━━━ EXTRACTED MATERIAL ━━━

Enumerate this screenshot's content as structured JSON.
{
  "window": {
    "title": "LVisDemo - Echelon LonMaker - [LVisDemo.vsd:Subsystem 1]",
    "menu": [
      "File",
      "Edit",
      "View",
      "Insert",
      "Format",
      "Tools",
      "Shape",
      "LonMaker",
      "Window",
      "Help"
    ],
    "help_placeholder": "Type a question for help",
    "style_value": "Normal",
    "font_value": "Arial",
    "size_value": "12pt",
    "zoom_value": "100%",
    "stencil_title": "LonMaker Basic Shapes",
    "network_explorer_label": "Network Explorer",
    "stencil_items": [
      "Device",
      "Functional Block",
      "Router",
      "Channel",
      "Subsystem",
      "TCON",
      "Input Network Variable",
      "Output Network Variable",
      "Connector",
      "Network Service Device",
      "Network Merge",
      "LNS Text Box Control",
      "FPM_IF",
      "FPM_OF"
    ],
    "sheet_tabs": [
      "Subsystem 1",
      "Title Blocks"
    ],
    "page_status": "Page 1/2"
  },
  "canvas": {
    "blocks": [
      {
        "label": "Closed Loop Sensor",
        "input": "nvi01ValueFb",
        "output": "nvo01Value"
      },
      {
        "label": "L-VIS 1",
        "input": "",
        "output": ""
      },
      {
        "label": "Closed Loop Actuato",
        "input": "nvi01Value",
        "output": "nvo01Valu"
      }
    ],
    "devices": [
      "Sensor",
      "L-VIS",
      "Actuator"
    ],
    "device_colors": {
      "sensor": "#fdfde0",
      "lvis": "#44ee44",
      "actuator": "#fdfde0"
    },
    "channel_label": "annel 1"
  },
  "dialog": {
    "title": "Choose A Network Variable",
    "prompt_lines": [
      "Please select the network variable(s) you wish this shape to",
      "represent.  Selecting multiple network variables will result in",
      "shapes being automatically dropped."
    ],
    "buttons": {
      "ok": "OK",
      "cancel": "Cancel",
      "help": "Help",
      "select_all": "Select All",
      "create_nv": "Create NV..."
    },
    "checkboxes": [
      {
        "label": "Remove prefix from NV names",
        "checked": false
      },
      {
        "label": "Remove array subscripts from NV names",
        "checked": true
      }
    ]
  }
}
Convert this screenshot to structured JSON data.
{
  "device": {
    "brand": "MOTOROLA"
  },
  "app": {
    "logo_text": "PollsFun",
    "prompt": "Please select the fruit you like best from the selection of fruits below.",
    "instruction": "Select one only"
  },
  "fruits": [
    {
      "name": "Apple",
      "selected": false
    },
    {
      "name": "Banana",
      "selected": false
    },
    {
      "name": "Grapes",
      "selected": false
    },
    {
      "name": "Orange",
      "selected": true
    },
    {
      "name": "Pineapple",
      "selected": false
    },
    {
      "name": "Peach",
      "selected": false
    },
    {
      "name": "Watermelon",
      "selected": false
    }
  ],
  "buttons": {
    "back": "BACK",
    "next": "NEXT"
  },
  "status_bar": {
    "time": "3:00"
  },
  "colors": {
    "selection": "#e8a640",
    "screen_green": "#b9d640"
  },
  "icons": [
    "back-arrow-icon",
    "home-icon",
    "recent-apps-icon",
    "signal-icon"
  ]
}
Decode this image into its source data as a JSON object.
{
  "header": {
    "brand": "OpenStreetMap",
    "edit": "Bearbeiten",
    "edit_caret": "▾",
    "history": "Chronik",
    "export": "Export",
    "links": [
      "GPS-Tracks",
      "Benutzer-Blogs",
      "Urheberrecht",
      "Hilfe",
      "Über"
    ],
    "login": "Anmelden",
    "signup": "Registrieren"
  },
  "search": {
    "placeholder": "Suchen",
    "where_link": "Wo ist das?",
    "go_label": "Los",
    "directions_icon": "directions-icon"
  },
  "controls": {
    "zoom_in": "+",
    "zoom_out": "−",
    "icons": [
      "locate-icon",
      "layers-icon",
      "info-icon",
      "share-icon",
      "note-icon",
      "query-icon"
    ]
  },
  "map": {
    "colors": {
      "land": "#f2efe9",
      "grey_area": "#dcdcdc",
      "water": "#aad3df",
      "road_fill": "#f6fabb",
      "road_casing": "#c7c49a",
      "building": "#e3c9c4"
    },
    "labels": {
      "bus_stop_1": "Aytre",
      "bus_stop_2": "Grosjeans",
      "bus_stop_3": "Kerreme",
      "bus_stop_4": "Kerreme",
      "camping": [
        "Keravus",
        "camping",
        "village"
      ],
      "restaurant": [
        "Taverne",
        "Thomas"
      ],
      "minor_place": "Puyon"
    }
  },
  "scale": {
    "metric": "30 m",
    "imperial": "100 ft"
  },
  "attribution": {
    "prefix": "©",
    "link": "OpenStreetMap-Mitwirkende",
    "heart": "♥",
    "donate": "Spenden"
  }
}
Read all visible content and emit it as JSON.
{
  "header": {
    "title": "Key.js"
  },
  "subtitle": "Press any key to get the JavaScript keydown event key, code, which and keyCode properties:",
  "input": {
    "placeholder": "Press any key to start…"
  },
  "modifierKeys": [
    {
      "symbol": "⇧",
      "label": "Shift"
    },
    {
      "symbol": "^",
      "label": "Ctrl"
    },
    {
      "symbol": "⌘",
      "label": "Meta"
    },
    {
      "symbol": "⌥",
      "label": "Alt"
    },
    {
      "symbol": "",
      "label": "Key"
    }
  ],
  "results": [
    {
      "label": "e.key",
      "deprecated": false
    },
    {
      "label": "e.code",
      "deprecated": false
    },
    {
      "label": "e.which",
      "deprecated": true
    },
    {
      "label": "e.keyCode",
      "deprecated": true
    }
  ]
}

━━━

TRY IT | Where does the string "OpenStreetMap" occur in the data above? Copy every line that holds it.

EXERCISE SOLUTION |
    "brand": "OpenStreetMap",
    "link": "OpenStreetMap-Mitwirkende",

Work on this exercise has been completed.